The opinion of the court was delivered by: VINCENT L. BRODERICK
VINCENT L. BRODERICK, U.S.D.J.
This diversity action involves allegations of default on a performance bond. The plaintiff, The Town of Clarkstown ("Town"), entered into an agreement with Village Green Properties, a developer, whereby Village Green Properties was to make certain public improvements at the Village Green Condominium complex. In a related transaction, on January 7, 1987 Village Green Properties entered into an insurance agreement with the defendant, North River Insurance Company ("North River"), whereby North River issued a performance bond in the amount of $ 125,000 guaranteeing completion by Village Green Properties of the requisite improvements by January 7, 1989, or in the event of a default by Village Green Properties, payment to the extent of the penal sum of $ 125,000 to the Town. The purpose of bonding the local improvements and making the Town the obligee was to insure that in the event of a default by the principal, the Town would have sufficient funds for completing the improvements. The principal in this case, Village Green Properties, failed to complete the necessary improvements, and was declared in default by the Town on August 29, 1989. North River received actual notice of the default from the Town in a letter dated November 13, 1989. The Town has moved for summary judgment on damages, seeking to collect the maximum amount of the bond, and interest from the date of default by Village Green Properties.
Rule 56(c) of the Federal Rules of Civil Procedure provides that summary judgment "shall be rendered forthwith if the pleadings, depositions, answers to interrogatories, and admissions on file, together with the affidavits, if any, show that there is no genuine issue as to any material fact and that the moving party is entitled to a judgment as a matter of law." The purpose of the motion is to determine whether there is a genuine issue for trial. Anderson v. Liberty Lobby, Inc., 477 U.S. 242, 249, 91 L. Ed. 2d 202, 106 S. Ct. 2505 (1986). As the United States Supreme Court also noted in Liberty Lobby, "Only disputes over facts that might affect the outcome of the suit under the governing law will properly preclude the entry of summary judgment. . . it is the substantive law's identification of which facts are critical and which facts are irrelevant that governs." Id. at 248.
The pleadings and submissions in this case do not present a triable issue of material fact. Accordingly, the plaintiff is granted summary judgment to the extent set forth below.
The Town asserts that it is entitled to the maximum value of the performance bond, based on the contract itself and its expenditures for completion of the improvements by another contractor pursuant to Clarkstown's local ordinance regulating subdivisions, Town Law § 277. The bond guaranteed performance "in accordance with the present standard specifications of the Town . . . ." North River counterargues that some of the expenses incurred by the town were for improvements which were not intended to be covered by the bond, on the premise that the condominium complex is not a subdivision under Town Law § 277.

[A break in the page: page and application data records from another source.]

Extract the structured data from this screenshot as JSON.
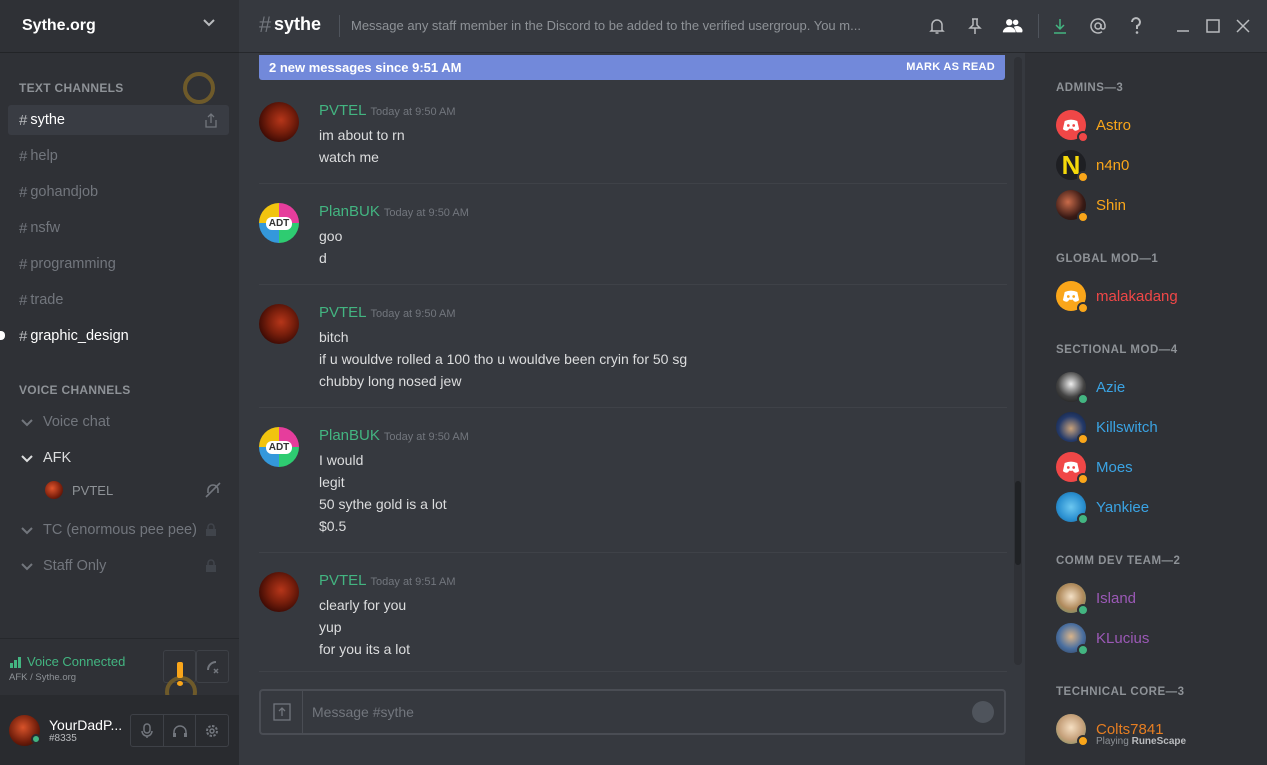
{
  "server": {
    "name": "Sythe.org"
  },
  "sections": {
    "text": "TEXT CHANNELS",
    "voice": "VOICE CHANNELS"
  },
  "text_channels": [
    {
      "name": "sythe",
      "state": "active"
    },
    {
      "name": "help",
      "state": "muted"
    },
    {
      "name": "gohandjob",
      "state": "muted"
    },
    {
      "name": "nsfw",
      "state": "muted"
    },
    {
      "name": "programming",
      "state": "muted"
    },
    {
      "name": "trade",
      "state": "muted"
    },
    {
      "name": "graphic_design",
      "state": "unread"
    }
  ],
  "voice_channels": [
    {
      "name": "Voice chat",
      "open": false,
      "locked": false
    },
    {
      "name": "AFK",
      "open": true,
      "locked": false
    },
    {
      "name": "TC (enormous pee pee)",
      "open": false,
      "locked": true
    },
    {
      "name": "Staff Only",
      "open": false,
      "locked": true
    }
  ],
  "voice_user": {
    "name": "PVTEL"
  },
  "voice_status": {
    "label": "Voice Connected",
    "sub": "AFK / Sythe.org"
  },
  "user": {
    "name": "YourDadP...",
    "tag": "#8335"
  },
  "topbar": {
    "hash": "#",
    "channel": "sythe",
    "topic": "Message any staff member in the Discord to be added to the verified usergroup. You m..."
  },
  "new_messages": {
    "text": "2 new messages since 9:51 AM",
    "action": "MARK AS READ"
  },
  "messages": [
    {
      "author": "PVTEL",
      "time": "Today at 9:50 AM",
      "avatar": "pvtel",
      "lines": [
        "im about to rn",
        "watch me"
      ]
    },
    {
      "author": "PlanBUK",
      "time": "Today at 9:50 AM",
      "avatar": "plan",
      "lines": [
        "goo",
        "d"
      ]
    },
    {
      "author": "PVTEL",
      "time": "Today at 9:50 AM",
      "avatar": "pvtel",
      "lines": [
        "bitch",
        "if u wouldve rolled a 100 tho u wouldve been cryin for 50 sg",
        "chubby long nosed jew"
      ]
    },
    {
      "author": "PlanBUK",
      "time": "Today at 9:50 AM",
      "avatar": "plan",
      "lines": [
        "I would",
        "legit",
        "50 sythe gold is a lot",
        "$0.5"
      ]
    },
    {
      "author": "PVTEL",
      "time": "Today at 9:51 AM",
      "avatar": "pvtel",
      "lines": [
        "clearly for you",
        "yup",
        "for you its a lot"
      ]
    }
  ],
  "avatar_text": "ADT",
  "composer": {
    "placeholder": "Message #sythe"
  },
  "member_groups": [
    {
      "title": "ADMINS—3",
      "members": [
        {
          "name": "Astro",
          "color": "#faa61a",
          "avatar": "discord-r",
          "status": "#f04747"
        },
        {
          "name": "n4n0",
          "color": "#faa61a",
          "avatar": "n",
          "status": "#faa61a"
        },
        {
          "name": "Shin",
          "color": "#faa61a",
          "avatar": "photo1",
          "status": "#faa61a"
        }
      ]
    },
    {
      "title": "GLOBAL MOD—1",
      "members": [
        {
          "name": "malakadang",
          "color": "#f04747",
          "avatar": "discord-o",
          "status": "#faa61a"
        }
      ]
    },
    {
      "title": "SECTIONAL MOD—4",
      "members": [
        {
          "name": "Azie",
          "color": "#3aa3e3",
          "avatar": "photo2",
          "status": "#43b581"
        },
        {
          "name": "Killswitch",
          "color": "#3aa3e3",
          "avatar": "photo3",
          "status": "#faa61a"
        },
        {
          "name": "Moes",
          "color": "#3aa3e3",
          "avatar": "discord-r",
          "status": "#faa61a"
        },
        {
          "name": "Yankiee",
          "color": "#3aa3e3",
          "avatar": "photo4",
          "status": "#43b581"
        }
      ]
    },
    {
      "title": "COMM DEV TEAM—2",
      "members": [
        {
          "name": "Island",
          "color": "#9b59b6",
          "avatar": "photo5",
          "status": "#43b581"
        },
        {
          "name": "KLucius",
          "color": "#9b59b6",
          "avatar": "photo6",
          "status": "#43b581"
        }
      ]
    },
    {
      "title": "TECHNICAL CORE—3",
      "members": [
        {
          "name": "Colts7841",
          "color": "#e67e22",
          "avatar": "photo7",
          "status": "#faa61a",
          "game_prefix": "Playing",
          "game": "RuneScape"
        }
      ]
    }
  ],
  "icons": {
    "header": [
      "bell-icon",
      "pin-icon",
      "members-icon",
      "download-icon",
      "mention-icon",
      "help-icon",
      "minimize-icon",
      "maximize-icon",
      "close-icon"
    ]
  },
  "colors": {
    "accent": "#7289da",
    "online": "#43b581",
    "idle": "#faa61a",
    "dnd": "#f04747"
  }
}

The determination of whether a material contract term is ambiguous is the starting point of contract interpretation, Tokio Marine & Fire Insurance Co. v. McDonnell Douglas Corp., 617 F.2d 936, 940 (2d Cir. 1980). In this case, the inquiry ends with the plain language on the face of the bond agreement. I find that the term "Sub Division," typed into the agreement, which was itself drafted by the insurer, North River, contains no ambiguity.
This is not a case where a party is unsophisticated or inexperienced in the subject matter of the contract; North River presumably has expertise in the field of bond drafting and would be expected to choose carefully words that express its intent, particularly where a municipality is named as obligee on the face of the bond agreement.
Moreover, the rule of contra proferentum applicable in such a context favors construction against the carrier. Uniroyal Inc., v. Home Insurance Co., 707 F. Supp. 1368, 1372-78 (E.D.N.Y. 1988)
Based on the face of the agreement, I conclude that the scope of the bond encompasses any areas of work required by Town Law § 277. North River cannot evade its own contractual terms. The insurer is liable to the Town for the cost of completing the remaining improvements up to the full extent of the bond.
The threshold legal issue underlying calculation of the actual damages owed by North River to the Town on the bond itself and, secondarily, interest due to the Town, is whether North River was entitled to notice by the Town in the event of default by the principal where, as is this case, the agreement is silent as to notice. North River received no notice from the principal, Village Green Properties, or the Town until after November 13, 1989.
I reject the Town's argument that it had no duty to notify the insurer. Notice provisions are ordinarily incorporated into insurance instruments, but even where they are not, the law will imply an obligation that the obligee notify the insurer of an occurrence or claim within a reasonable time. Olin Corp. v. Insurance Co. of North America, 743 F. Supp. 1044, 1051 (S.D.N.Y. 1990). The submissions of the parties indicate that although the Town declared the bond in default on August 29, 1989, notice of the default did not reach North River until it received the November 13, 1989 letter. Only at that point was North River in possession of sufficient information to have triggered an inquiry by the insurer into the status of its obligation to the town.